*** Opening The data ***

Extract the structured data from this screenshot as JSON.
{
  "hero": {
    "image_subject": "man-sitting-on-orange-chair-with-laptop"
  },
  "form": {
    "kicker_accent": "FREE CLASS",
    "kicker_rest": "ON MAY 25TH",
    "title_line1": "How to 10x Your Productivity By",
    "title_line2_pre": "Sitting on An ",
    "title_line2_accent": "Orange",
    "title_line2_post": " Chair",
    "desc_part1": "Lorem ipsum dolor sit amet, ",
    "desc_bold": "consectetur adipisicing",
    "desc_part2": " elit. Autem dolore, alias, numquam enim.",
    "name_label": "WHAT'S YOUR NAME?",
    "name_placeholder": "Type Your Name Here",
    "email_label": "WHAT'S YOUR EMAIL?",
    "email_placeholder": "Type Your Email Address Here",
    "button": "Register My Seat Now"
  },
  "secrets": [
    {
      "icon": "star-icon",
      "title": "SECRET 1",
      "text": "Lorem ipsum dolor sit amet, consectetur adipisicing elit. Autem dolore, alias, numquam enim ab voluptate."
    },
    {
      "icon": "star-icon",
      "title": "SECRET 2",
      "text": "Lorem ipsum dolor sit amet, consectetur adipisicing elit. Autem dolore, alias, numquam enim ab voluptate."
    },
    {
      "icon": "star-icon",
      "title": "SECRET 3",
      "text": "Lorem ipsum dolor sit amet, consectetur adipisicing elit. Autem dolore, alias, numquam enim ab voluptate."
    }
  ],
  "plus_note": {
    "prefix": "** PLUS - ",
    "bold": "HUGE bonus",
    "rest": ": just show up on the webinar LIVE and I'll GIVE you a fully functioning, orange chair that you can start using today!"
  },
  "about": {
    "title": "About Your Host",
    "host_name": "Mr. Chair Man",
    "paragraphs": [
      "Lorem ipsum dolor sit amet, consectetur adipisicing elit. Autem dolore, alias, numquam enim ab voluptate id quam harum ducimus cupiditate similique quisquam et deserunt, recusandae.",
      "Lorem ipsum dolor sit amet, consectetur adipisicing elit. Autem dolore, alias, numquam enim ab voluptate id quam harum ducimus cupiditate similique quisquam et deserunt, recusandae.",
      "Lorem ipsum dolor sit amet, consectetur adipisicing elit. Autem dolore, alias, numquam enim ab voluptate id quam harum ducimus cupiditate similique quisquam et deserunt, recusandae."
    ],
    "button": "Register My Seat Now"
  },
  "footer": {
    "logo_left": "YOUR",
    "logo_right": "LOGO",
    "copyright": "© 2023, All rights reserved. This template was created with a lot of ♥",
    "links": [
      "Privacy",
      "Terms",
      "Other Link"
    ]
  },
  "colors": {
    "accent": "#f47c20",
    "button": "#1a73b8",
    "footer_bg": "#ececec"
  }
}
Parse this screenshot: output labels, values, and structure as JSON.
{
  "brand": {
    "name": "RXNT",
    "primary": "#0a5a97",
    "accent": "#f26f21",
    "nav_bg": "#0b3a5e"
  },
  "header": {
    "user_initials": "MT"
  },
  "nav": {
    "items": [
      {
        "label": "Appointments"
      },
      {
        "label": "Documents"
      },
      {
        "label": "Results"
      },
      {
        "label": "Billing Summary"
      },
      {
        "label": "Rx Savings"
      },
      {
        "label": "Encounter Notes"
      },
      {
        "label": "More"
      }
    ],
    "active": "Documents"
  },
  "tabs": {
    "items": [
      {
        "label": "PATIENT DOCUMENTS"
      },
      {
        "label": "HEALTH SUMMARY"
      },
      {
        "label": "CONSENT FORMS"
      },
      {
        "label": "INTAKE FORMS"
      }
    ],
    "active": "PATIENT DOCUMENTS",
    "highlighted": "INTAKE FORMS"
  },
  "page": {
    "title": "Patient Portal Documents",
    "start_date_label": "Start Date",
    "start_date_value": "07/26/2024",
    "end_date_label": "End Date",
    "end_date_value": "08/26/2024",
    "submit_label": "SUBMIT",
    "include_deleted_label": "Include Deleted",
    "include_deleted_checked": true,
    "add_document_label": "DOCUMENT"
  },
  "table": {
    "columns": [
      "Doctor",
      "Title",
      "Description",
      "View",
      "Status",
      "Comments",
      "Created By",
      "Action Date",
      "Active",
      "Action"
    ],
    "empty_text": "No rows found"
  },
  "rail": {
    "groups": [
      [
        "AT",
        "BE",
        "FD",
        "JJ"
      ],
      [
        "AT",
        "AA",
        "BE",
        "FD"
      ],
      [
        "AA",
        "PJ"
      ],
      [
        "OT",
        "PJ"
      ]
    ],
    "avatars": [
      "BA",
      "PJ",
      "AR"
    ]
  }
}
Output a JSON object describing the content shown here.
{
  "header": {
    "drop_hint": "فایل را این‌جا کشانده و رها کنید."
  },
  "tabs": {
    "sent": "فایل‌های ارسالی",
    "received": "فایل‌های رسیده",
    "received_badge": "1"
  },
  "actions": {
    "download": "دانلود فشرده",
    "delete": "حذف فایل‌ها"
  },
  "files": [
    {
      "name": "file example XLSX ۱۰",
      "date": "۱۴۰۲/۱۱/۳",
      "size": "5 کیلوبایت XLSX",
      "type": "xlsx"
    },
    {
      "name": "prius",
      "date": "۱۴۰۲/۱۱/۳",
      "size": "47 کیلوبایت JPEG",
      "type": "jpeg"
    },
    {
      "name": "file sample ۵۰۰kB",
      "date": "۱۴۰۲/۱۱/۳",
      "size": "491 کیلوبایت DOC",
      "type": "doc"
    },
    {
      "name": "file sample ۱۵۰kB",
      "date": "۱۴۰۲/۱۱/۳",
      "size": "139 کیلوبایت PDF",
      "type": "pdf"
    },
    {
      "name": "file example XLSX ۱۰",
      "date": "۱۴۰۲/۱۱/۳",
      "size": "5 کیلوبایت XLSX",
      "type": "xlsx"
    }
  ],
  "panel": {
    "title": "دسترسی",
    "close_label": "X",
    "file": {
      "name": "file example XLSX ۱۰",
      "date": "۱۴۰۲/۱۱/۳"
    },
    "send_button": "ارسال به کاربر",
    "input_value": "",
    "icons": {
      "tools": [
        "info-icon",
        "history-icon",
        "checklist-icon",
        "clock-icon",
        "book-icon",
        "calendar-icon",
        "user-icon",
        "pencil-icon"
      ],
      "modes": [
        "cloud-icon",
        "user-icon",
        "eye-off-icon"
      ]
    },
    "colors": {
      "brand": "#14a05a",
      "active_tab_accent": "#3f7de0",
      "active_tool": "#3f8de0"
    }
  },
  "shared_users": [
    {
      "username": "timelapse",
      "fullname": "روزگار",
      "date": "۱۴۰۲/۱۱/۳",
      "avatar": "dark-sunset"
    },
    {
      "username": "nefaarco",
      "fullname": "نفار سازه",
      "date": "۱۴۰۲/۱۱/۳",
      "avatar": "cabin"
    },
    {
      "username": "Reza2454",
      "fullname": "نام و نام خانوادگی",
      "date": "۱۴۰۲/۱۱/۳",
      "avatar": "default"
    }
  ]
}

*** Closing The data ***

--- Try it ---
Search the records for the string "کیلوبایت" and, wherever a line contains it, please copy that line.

--- Written reply ---
      "size": "5 کیلوبایت XLSX",
      "size": "47 کیلوبایت JPEG",
      "size": "491 کیلوبایت DOC",
      "size": "139 کیلوبایت PDF",
      "size": "5 کیلوبایت XLSX",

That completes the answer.